CIAA (Central Intercollegiate Athletic Association) filed the lawsuit in federal court Friday.
The suit claims several promoters were not authorized to use the tournament's name and logo to promote their parties.
It has some serious allegations, everything from trademark infringement to trafficking counterfeit goods.
It alleges the defendants don't have permission to use the CIAA name and logo and claims their parties "unfairly compete with official CIAA sponsored events" and "falsely creates the impression these events...are authorized, sponsored or approved by the plaintiff, when they are not."
Bottom line: Promoters are cashing-in at CIAA's expense.
Charlottean Tiffany Jones and her company, Digital Divas will throw more than a half dozen parties during this year's CIAA tournament.
She knows the pitfalls of promoting and says the tournament is just trying to protect its interests.
"I get it," she said. "You know I understand.

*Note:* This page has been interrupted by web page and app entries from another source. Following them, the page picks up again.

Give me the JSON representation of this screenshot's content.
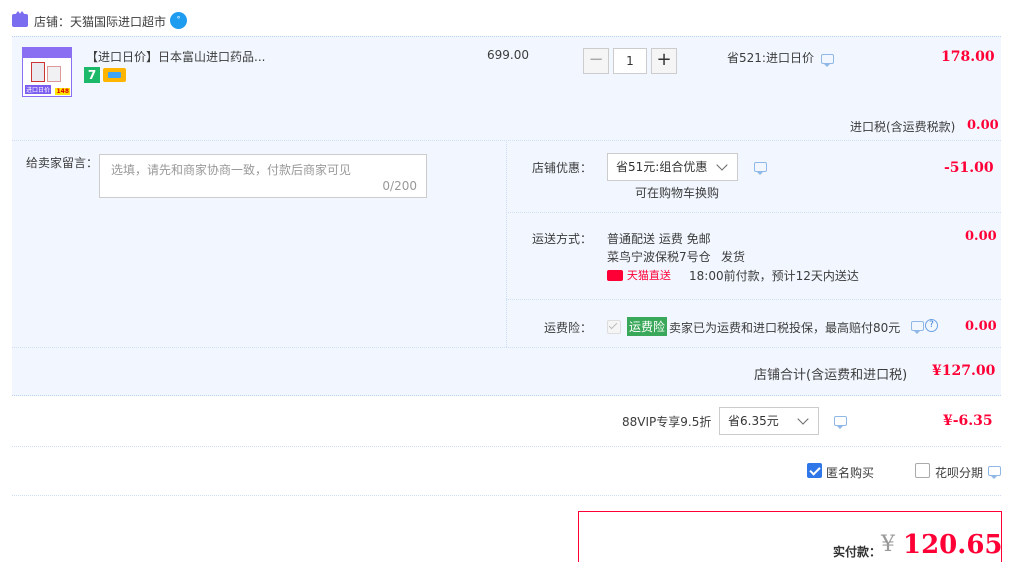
{
  "store": {
    "label": "店铺：",
    "name": "天猫国际进口超市"
  },
  "item": {
    "thumb_text": "进口日价",
    "thumb_price": "148",
    "title": "【进口日价】日本富山进口药品...",
    "badge_seven": "7",
    "unit_price": "699.00",
    "quantity": "1",
    "minus": "−",
    "plus": "+",
    "discount_text": "省521:进口日价",
    "subtotal": "178.00"
  },
  "tax": {
    "label": "进口税(含运费税款)",
    "value": "0.00"
  },
  "message": {
    "label": "给卖家留言：",
    "placeholder": "选填，请先和商家协商一致，付款后商家可见",
    "counter": "0/200"
  },
  "store_discount": {
    "label": "店铺优惠：",
    "selected": "省51元:组合优惠",
    "note": "可在购物车换购",
    "value": "-51.00"
  },
  "shipping": {
    "label": "运送方式：",
    "method": "普通配送 运费 免邮",
    "warehouse": "菜鸟宁波保税7号仓",
    "dispatch": "发货",
    "direct_badge": "天猫直送",
    "eta": "18:00前付款，预计12天内送达",
    "value": "0.00"
  },
  "insurance": {
    "label": "运费险：",
    "tag": "运费险",
    "text": "卖家已为运费和进口税投保，最高赔付80元",
    "help": "?",
    "value": "0.00"
  },
  "store_total": {
    "label": "店铺合计(含运费和进口税)",
    "value": "¥127.00"
  },
  "vip": {
    "label": "88VIP专享9.5折",
    "selected": "省6.35元",
    "value": "¥-6.35"
  },
  "options": {
    "anonymous": "匿名购买",
    "installment": "花呗分期"
  },
  "payment": {
    "label": "实付款：",
    "currency": "¥",
    "amount": "120.65"
  },
  "colors": {
    "accent_red": "#ff0036",
    "block_bg": "#f2f7ff",
    "checkbox_blue": "#2f77e8",
    "insurance_green": "#3aa85a"
  }
}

You cannot take someone else's name and use it promote your event. That's a no-no."
Jones says it never even occurred to use the tournament logo.
"It was just something I knew," she said. "I don't know if the promoters don't do their research. But I've always called my weekend, 'Welcome to Charlotte weekend' because everybody knows the dates. There's no need to use the CIAA name."
Other promoters clearly didn't get that memo. Among the defendants: 5th Element nightclub in Uptown and the Neighborhood Theatre in NoDa.
Jones also points out it's liability issue.
"You throw an event let's say at Founders Hall or somewhere and you put the CIAA logo on and someone gets hurt at the event, then they would be looking to the CIAA to find out you know--how were you affiliated with this event," she pointed out.
The suit also names defendants who sell counterfeit merchandise with the CIAA logo.
WBTV tried to reach Carlos Watson, the CIAA's attorney Friday but he has not returned our calls.
According to the lawsuit, the C-I-double-A is looking to get a portion of the profits promoters stand to make off this year's parties.